### DATA TO EXAMINE

---

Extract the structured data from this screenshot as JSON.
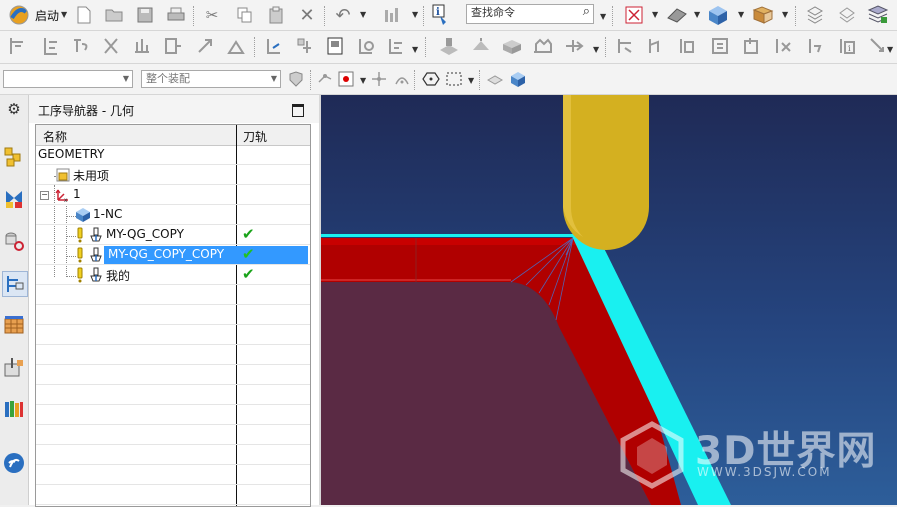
{
  "toolbar1": {
    "start_label": "启动",
    "command_search_placeholder": "查找命令"
  },
  "toolbar3": {
    "selection_filter_value": "",
    "assembly_scope_value": "整个装配"
  },
  "navigator": {
    "title": "工序导航器 - 几何",
    "columns": {
      "name": "名称",
      "toolpath": "刀轨"
    },
    "rows": [
      {
        "label": "GEOMETRY",
        "icon": "none",
        "toolpath_ok": false
      },
      {
        "label": "未用项",
        "icon": "unused-items-icon",
        "toolpath_ok": false
      },
      {
        "label": "1",
        "icon": "mcs-icon",
        "toolpath_ok": false
      },
      {
        "label": "1-NC",
        "icon": "workpiece-icon",
        "toolpath_ok": false
      },
      {
        "label": "MY-QG_COPY",
        "icon": "operation-icon",
        "toolpath_ok": true
      },
      {
        "label": "MY-QG_COPY_COPY",
        "icon": "operation-icon",
        "toolpath_ok": true,
        "selected": true
      },
      {
        "label": "我的",
        "icon": "operation-icon",
        "toolpath_ok": true
      }
    ]
  },
  "watermark": {
    "brand": "3D世界网",
    "url": "WWW.3DSJW.COM"
  },
  "colors": {
    "selection": "#3399ff",
    "tool": "#d4b020",
    "part_red": "#b00000",
    "toolpath_cyan": "#19f0f0",
    "check_green": "#1aa31a"
  }
}
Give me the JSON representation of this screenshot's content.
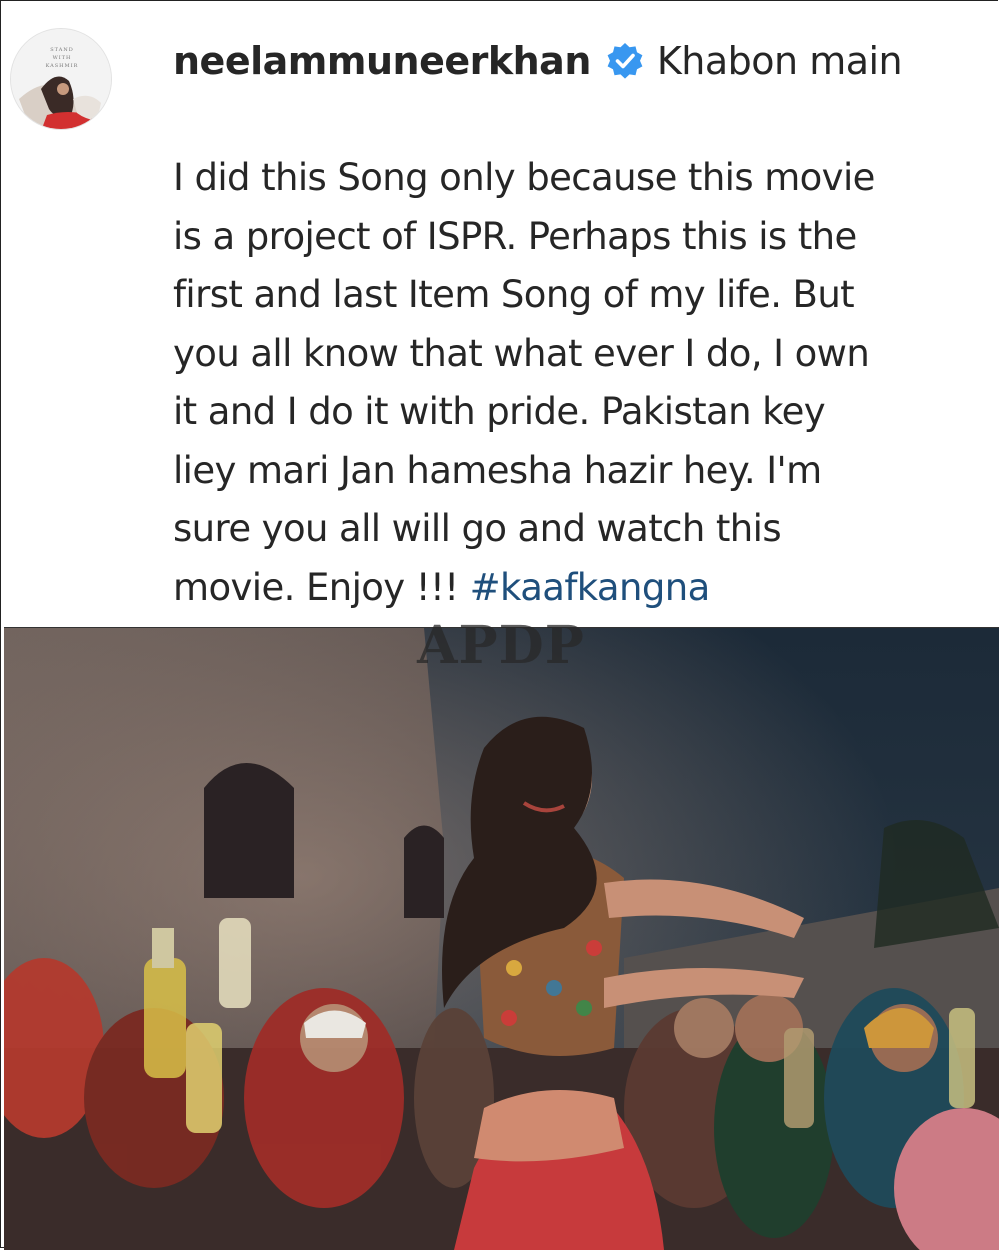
{
  "post": {
    "username": "neelammuneerkhan",
    "headline": "Khabon main",
    "caption_lines": [
      "I did this Song only because this movie",
      "is a project of ISPR. Perhaps this is the",
      "first and last Item Song of my life. But",
      "you all know that what ever I do, I own",
      "it and I do it with pride. Pakistan key",
      "liey mari Jan hamesha hazir hey. I'm",
      "sure you all will go and watch this"
    ],
    "caption_last_prefix": "movie. Enjoy !!! ",
    "hashtag": "#kaafkangna"
  },
  "avatar": {
    "lettering": "STAND WITH KASHMIR"
  },
  "watermark": "APDP",
  "icons": {
    "verified": "verified-badge-icon"
  },
  "colors": {
    "hashtag": "#1f4f7c",
    "verified": "#3897f0",
    "text": "#262626"
  }
}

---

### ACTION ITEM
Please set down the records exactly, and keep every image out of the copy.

### EXERCISE ANSWER
Extract the structured data from this screenshot as JSON.
{
  "toolbar1": {
    "start_label": "启动",
    "command_search_placeholder": "查找命令"
  },
  "toolbar3": {
    "selection_filter_value": "",
    "assembly_scope_value": "整个装配"
  },
  "navigator": {
    "title": "工序导航器 - 几何",
    "columns": {
      "name": "名称",
      "toolpath": "刀轨"
    },
    "rows": [
      {
        "label": "GEOMETRY",
        "icon": "none",
        "toolpath_ok": false
      },
      {
        "label": "未用项",
        "icon": "unused-items-icon",
        "toolpath_ok": false
      },
      {
        "label": "1",
        "icon": "mcs-icon",
        "toolpath_ok": false
      },
      {
        "label": "1-NC",
        "icon": "workpiece-icon",
        "toolpath_ok": false
      },
      {
        "label": "MY-QG_COPY",
        "icon": "operation-icon",
        "toolpath_ok": true
      },
      {
        "label": "MY-QG_COPY_COPY",
        "icon": "operation-icon",
        "toolpath_ok": true,
        "selected": true
      },
      {
        "label": "我的",
        "icon": "operation-icon",
        "toolpath_ok": true
      }
    ]
  },
  "watermark": {
    "brand": "3D世界网",
    "url": "WWW.3DSJW.COM"
  },
  "colors": {
    "selection": "#3399ff",
    "tool": "#d4b020",
    "part_red": "#b00000",
    "toolpath_cyan": "#19f0f0",
    "check_green": "#1aa31a"
  }
}
Give me the JSON representation of this screenshot's content.
{
  "post": {
    "username": "neelammuneerkhan",
    "headline": "Khabon main",
    "caption_lines": [
      "I did this Song only because this movie",
      "is a project of ISPR. Perhaps this is the",
      "first and last Item Song of my life. But",
      "you all know that what ever I do, I own",
      "it and I do it with pride. Pakistan key",
      "liey mari Jan hamesha hazir hey. I'm",
      "sure you all will go and watch this"
    ],
    "caption_last_prefix": "movie. Enjoy !!! ",
    "hashtag": "#kaafkangna"
  },
  "avatar": {
    "lettering": "STAND WITH KASHMIR"
  },
  "watermark": "APDP",
  "icons": {
    "verified": "verified-badge-icon"
  },
  "colors": {
    "hashtag": "#1f4f7c",
    "verified": "#3897f0",
    "text": "#262626"
  }
}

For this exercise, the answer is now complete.